**Task item**
The full listing, minus its pictures, should be printed again exactly as it stands.

Start of Block

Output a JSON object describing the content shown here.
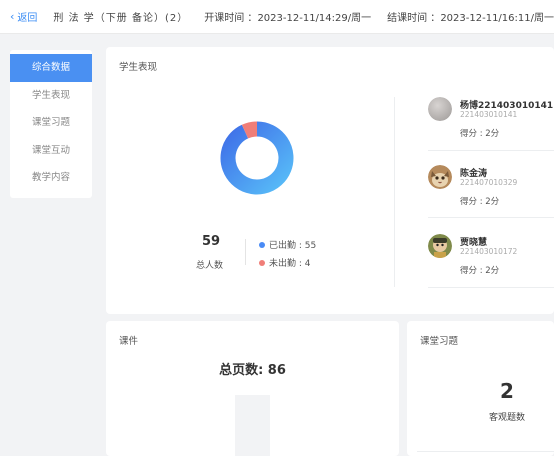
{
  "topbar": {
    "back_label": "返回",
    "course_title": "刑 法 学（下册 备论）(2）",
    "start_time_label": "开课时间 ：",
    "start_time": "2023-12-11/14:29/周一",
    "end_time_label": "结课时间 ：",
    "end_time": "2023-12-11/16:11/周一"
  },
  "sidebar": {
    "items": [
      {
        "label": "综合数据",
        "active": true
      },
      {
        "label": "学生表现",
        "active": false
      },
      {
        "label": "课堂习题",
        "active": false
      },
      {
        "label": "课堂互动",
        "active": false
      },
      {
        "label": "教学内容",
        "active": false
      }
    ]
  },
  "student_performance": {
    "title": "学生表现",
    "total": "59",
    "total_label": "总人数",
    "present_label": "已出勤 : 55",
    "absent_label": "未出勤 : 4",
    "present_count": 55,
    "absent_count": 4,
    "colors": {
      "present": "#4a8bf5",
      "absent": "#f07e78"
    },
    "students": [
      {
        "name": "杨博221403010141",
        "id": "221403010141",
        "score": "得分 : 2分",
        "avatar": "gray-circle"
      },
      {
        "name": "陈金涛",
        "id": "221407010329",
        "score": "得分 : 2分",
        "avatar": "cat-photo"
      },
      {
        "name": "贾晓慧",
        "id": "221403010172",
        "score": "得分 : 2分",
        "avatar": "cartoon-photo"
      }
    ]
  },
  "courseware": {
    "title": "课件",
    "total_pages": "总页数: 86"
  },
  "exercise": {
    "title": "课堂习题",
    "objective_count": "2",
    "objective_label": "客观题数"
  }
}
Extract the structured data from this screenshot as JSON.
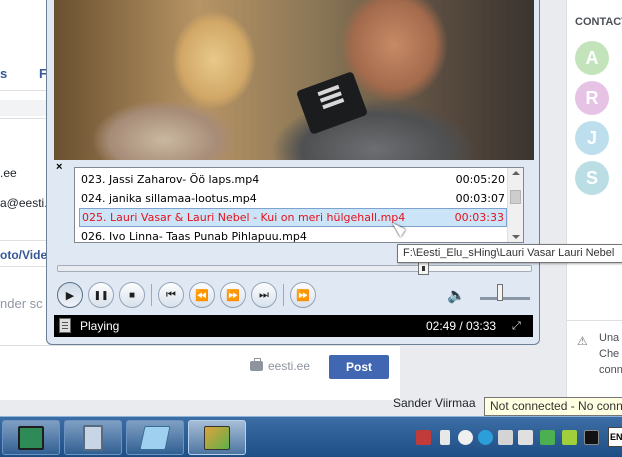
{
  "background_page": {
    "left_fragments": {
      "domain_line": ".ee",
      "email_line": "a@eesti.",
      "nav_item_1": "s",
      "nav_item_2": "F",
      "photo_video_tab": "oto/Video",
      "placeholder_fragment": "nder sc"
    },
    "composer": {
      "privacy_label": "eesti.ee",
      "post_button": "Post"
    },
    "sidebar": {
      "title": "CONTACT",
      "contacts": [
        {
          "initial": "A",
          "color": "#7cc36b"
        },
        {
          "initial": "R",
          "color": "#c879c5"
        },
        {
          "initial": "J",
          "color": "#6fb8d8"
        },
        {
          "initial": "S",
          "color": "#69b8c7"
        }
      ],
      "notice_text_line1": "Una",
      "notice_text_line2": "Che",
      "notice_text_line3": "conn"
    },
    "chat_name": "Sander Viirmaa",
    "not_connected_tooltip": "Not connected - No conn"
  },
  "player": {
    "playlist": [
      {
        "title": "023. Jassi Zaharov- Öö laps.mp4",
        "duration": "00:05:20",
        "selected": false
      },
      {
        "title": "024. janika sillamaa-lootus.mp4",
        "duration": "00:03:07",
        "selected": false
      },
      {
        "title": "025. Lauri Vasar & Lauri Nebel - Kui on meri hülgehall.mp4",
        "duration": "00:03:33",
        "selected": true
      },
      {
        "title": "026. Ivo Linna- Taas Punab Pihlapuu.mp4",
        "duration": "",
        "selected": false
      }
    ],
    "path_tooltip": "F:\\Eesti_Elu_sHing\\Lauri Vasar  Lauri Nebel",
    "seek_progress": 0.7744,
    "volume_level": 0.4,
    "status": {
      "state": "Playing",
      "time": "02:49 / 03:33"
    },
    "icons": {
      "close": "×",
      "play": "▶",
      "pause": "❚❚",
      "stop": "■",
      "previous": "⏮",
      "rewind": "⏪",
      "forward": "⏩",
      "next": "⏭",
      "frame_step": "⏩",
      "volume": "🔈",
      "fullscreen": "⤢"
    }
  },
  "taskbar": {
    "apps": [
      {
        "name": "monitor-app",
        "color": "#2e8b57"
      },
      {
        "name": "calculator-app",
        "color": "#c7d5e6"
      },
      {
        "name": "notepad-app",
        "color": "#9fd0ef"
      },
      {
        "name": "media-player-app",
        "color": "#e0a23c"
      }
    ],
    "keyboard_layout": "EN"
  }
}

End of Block

**Response for this exercise**
Output a JSON object describing the content shown here.
{
  "topbar": {
    "back_label": "返回",
    "course_title": "刑 法 学（下册 备论）(2）",
    "start_time_label": "开课时间 ：",
    "start_time": "2023-12-11/14:29/周一",
    "end_time_label": "结课时间 ：",
    "end_time": "2023-12-11/16:11/周一"
  },
  "sidebar": {
    "items": [
      {
        "label": "综合数据",
        "active": true
      },
      {
        "label": "学生表现",
        "active": false
      },
      {
        "label": "课堂习题",
        "active": false
      },
      {
        "label": "课堂互动",
        "active": false
      },
      {
        "label": "教学内容",
        "active": false
      }
    ]
  },
  "student_performance": {
    "title": "学生表现",
    "total": "59",
    "total_label": "总人数",
    "present_label": "已出勤 : 55",
    "absent_label": "未出勤 : 4",
    "present_count": 55,
    "absent_count": 4,
    "colors": {
      "present": "#4a8bf5",
      "absent": "#f07e78"
    },
    "students": [
      {
        "name": "杨博221403010141",
        "id": "221403010141",
        "score": "得分 : 2分",
        "avatar": "gray-circle"
      },
      {
        "name": "陈金涛",
        "id": "221407010329",
        "score": "得分 : 2分",
        "avatar": "cat-photo"
      },
      {
        "name": "贾晓慧",
        "id": "221403010172",
        "score": "得分 : 2分",
        "avatar": "cartoon-photo"
      }
    ]
  },
  "courseware": {
    "title": "课件",
    "total_pages": "总页数: 86"
  },
  "exercise": {
    "title": "课堂习题",
    "objective_count": "2",
    "objective_label": "客观题数"
  }
}
Extract the structured data from this screenshot as JSON.
{
  "background_page": {
    "left_fragments": {
      "domain_line": ".ee",
      "email_line": "a@eesti.",
      "nav_item_1": "s",
      "nav_item_2": "F",
      "photo_video_tab": "oto/Video",
      "placeholder_fragment": "nder sc"
    },
    "composer": {
      "privacy_label": "eesti.ee",
      "post_button": "Post"
    },
    "sidebar": {
      "title": "CONTACT",
      "contacts": [
        {
          "initial": "A",
          "color": "#7cc36b"
        },
        {
          "initial": "R",
          "color": "#c879c5"
        },
        {
          "initial": "J",
          "color": "#6fb8d8"
        },
        {
          "initial": "S",
          "color": "#69b8c7"
        }
      ],
      "notice_text_line1": "Una",
      "notice_text_line2": "Che",
      "notice_text_line3": "conn"
    },
    "chat_name": "Sander Viirmaa",
    "not_connected_tooltip": "Not connected - No conn"
  },
  "player": {
    "playlist": [
      {
        "title": "023. Jassi Zaharov- Öö laps.mp4",
        "duration": "00:05:20",
        "selected": false
      },
      {
        "title": "024. janika sillamaa-lootus.mp4",
        "duration": "00:03:07",
        "selected": false
      },
      {
        "title": "025. Lauri Vasar & Lauri Nebel - Kui on meri hülgehall.mp4",
        "duration": "00:03:33",
        "selected": true
      },
      {
        "title": "026. Ivo Linna- Taas Punab Pihlapuu.mp4",
        "duration": "",
        "selected": false
      }
    ],
    "path_tooltip": "F:\\Eesti_Elu_sHing\\Lauri Vasar  Lauri Nebel",
    "seek_progress": 0.7744,
    "volume_level": 0.4,
    "status": {
      "state": "Playing",
      "time": "02:49 / 03:33"
    },
    "icons": {
      "close": "×",
      "play": "▶",
      "pause": "❚❚",
      "stop": "■",
      "previous": "⏮",
      "rewind": "⏪",
      "forward": "⏩",
      "next": "⏭",
      "frame_step": "⏩",
      "volume": "🔈",
      "fullscreen": "⤢"
    }
  },
  "taskbar": {
    "apps": [
      {
        "name": "monitor-app",
        "color": "#2e8b57"
      },
      {
        "name": "calculator-app",
        "color": "#c7d5e6"
      },
      {
        "name": "notepad-app",
        "color": "#9fd0ef"
      },
      {
        "name": "media-player-app",
        "color": "#e0a23c"
      }
    ],
    "keyboard_layout": "EN"
  }
}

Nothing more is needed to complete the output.